Tesla’s idea for a crazy windshield wiper that would clear debris from a driver’s line of sight using a laser beam has been officially published by the United States Patent Office. Tesla filed the application for the patent in May 2019, and it finally was granted in late 2021. Now, the U.S. Patent Office has published the patent, making it publicly viewable.
Tesla has long been interested in some pretty crazy and revolutionary ideas for automobiles. Over the years, Tesla has looked at several different designs and ideas for windshield wipers, using anything from a single-wiper system for the Next-Gen Roadster that would utilize an electromagnetic linear actuator to rid the windshield of moisture, to no wipers at all when it unveiled the Cybertruck in November 2019. Most recent sightings of Tesla’s Cybertruck have indicated the vehicle will have wipers, but Tesla is still revising the design.
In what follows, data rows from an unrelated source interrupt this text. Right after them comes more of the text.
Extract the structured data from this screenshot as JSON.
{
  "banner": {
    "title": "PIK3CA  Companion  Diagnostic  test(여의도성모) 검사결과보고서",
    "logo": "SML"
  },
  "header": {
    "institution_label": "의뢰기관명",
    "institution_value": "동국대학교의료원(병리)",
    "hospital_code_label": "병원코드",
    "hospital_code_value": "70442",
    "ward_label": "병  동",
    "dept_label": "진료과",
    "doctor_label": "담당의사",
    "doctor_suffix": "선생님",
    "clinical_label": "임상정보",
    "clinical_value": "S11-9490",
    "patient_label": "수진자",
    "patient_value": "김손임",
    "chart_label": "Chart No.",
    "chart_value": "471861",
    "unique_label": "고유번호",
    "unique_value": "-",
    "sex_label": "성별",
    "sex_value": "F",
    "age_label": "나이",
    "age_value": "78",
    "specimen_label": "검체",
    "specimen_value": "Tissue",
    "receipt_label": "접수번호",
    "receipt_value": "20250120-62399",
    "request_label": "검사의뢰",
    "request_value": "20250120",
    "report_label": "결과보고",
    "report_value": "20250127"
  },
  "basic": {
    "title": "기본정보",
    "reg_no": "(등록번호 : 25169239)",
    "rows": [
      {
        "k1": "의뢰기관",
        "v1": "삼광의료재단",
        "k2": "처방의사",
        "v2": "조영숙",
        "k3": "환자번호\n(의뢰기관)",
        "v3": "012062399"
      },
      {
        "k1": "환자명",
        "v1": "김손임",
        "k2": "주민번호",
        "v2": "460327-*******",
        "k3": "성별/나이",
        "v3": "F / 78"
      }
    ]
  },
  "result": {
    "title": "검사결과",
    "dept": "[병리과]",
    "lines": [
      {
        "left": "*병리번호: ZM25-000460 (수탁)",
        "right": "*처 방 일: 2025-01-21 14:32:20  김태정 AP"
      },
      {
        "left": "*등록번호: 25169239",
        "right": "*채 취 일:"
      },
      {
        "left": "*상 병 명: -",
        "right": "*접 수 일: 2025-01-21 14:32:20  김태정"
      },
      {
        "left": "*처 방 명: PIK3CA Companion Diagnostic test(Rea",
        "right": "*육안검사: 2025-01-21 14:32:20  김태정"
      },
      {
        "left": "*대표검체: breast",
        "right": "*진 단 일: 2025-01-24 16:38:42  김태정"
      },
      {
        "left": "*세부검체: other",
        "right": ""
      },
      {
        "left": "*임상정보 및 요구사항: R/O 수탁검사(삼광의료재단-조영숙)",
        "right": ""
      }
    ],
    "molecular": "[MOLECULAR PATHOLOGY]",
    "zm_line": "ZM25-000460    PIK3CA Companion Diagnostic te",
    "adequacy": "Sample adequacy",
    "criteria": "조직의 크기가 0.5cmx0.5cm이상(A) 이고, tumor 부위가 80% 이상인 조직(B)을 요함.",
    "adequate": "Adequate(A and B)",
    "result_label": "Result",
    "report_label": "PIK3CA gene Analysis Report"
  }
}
With all of the crazy ideas Tesla has thrown around for wipers in the past, the patent for the automaker’s “Pulsed Laser Cleaning of Debris Accumulated on Glass Articles in Vehicles and Photovoltaic Assemblies” is among the most interesting. Originally filed in May 2019, Tesla recently had the idea published by the U.S. Patent Office, meaning if the Office does not ultimately grant the patent, the public can still learn from the work and perhaps develop another system that could be granted.
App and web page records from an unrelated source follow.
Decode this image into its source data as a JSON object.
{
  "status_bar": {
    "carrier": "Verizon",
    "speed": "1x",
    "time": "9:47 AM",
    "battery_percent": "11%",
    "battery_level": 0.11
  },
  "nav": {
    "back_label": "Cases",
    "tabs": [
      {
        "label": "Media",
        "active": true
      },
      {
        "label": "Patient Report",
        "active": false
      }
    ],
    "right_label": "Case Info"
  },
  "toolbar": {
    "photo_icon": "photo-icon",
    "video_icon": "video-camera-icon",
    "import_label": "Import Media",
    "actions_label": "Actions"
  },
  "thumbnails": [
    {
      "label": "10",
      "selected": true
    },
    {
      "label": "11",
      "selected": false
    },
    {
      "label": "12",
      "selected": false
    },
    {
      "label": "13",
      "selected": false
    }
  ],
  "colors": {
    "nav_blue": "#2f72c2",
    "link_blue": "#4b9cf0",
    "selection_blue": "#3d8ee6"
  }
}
Tesla describes the patent in the now-published filing:
A cleaning system for a vehicle includes a beam optics assembly that emits a laser beam to irradiate a region on a glass article of the vehicle, debris detection circuitry that detects debris accumulated over the region, and control circuitry. The control circuitry calibrates a set of parameters associated with the laser beam emitted from the beam optics assembly based on detection of the debris accumulated over the region on the glass article, controls an exposure level of the laser beam on the debris accumulated based on calibration of the set of parameters associated with the laser beam, wherein the exposure level is controlled based on pulsing the laser beam at a calibrated rate that limits penetration of the laser beam to a depth that is less than a thickness of the glass article and removes the debris accumulated over the region on the glass article using the laser beam.”
It is not necessarily confirmed or known what plans Tesla may have for the laser windshield wipers, but illustrations within the patent do seem to display a Model S body. Tesla may be willing to test this type of apparatus on some of its vehicles in-house, but the automaker has never detailed specific plans for the idea.
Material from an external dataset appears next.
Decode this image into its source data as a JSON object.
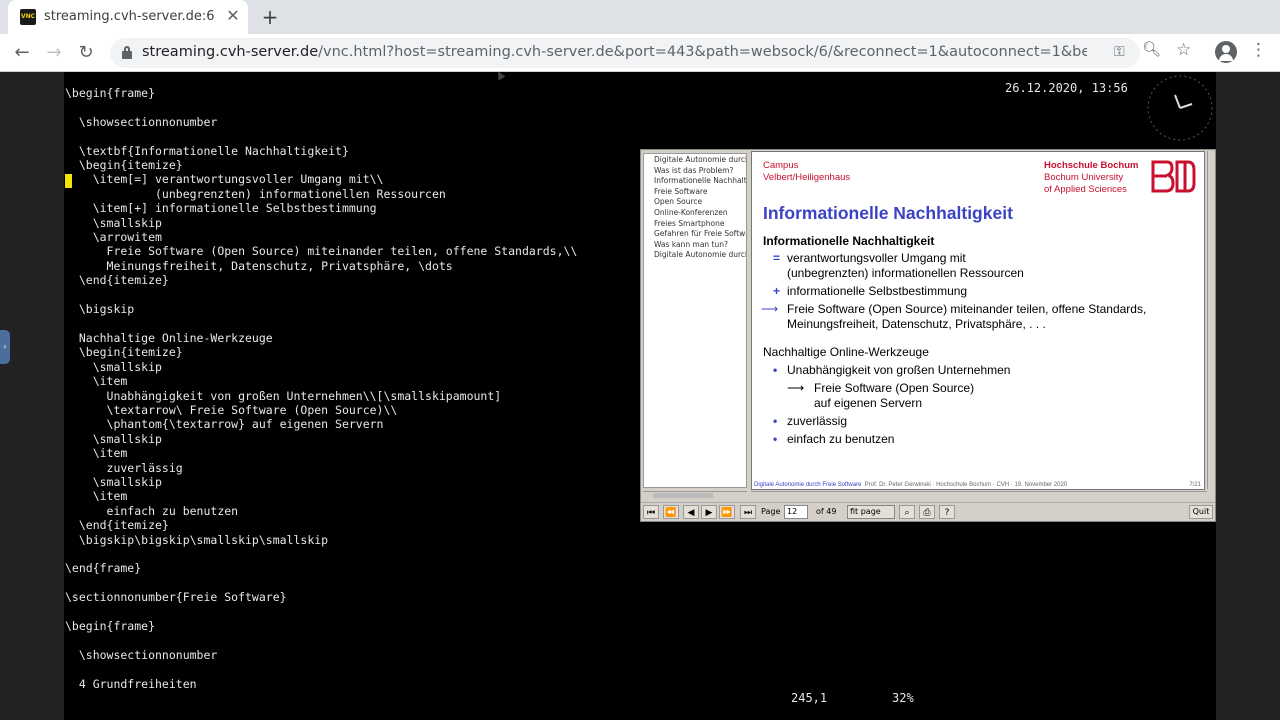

Tesla’s flowchart describing the process for the patent is relatively simple, and also shows uses with clearing debris from solar panels. In five steps, the patent describes the use of the laser cleaning assembly:
- Detect debris accumulated on a region on glass article installed in vehicle
- Calibrate a set of parameters associated with laser beam emitted from beam optics assembly, based on detection of debris accumulated on a region on glass article
- Control exposure level of laser beam on detected debris accumulated on glass article based on calibration of set of parameters associated with laser beam
- Irradiate region associated with the detected debris on glass article by laser beam
- Remove detected debris accumulated on region by laser beam
It doesn’t appear to be operated by the vehicle itself, either. Tesla describes the potential for a manual system where the driver could control the laser with a touchscreen, joystick, or another medium to communicate with different operational components of the cleaning apparatus.
While it seems like an outlandish and potentially satirical idea, it would not be too far past Tesla’s realm of ideas to use a laser to clear a windshield. After all, CEO Elon Musk has said in the past that the Roadster will fly thanks to SpaceX cold gas thrusters, Tesla has filed a patent for the Cybertruck to have solar cells on its tonneau for additional electric vehicle range, and plenty of other insane ideas. However, the new laser patent, if ultimately used by Tesla, would only decrease the already-minimal maintenance costs owners deal with, as yearly keep-up costs on EVs are extremely low.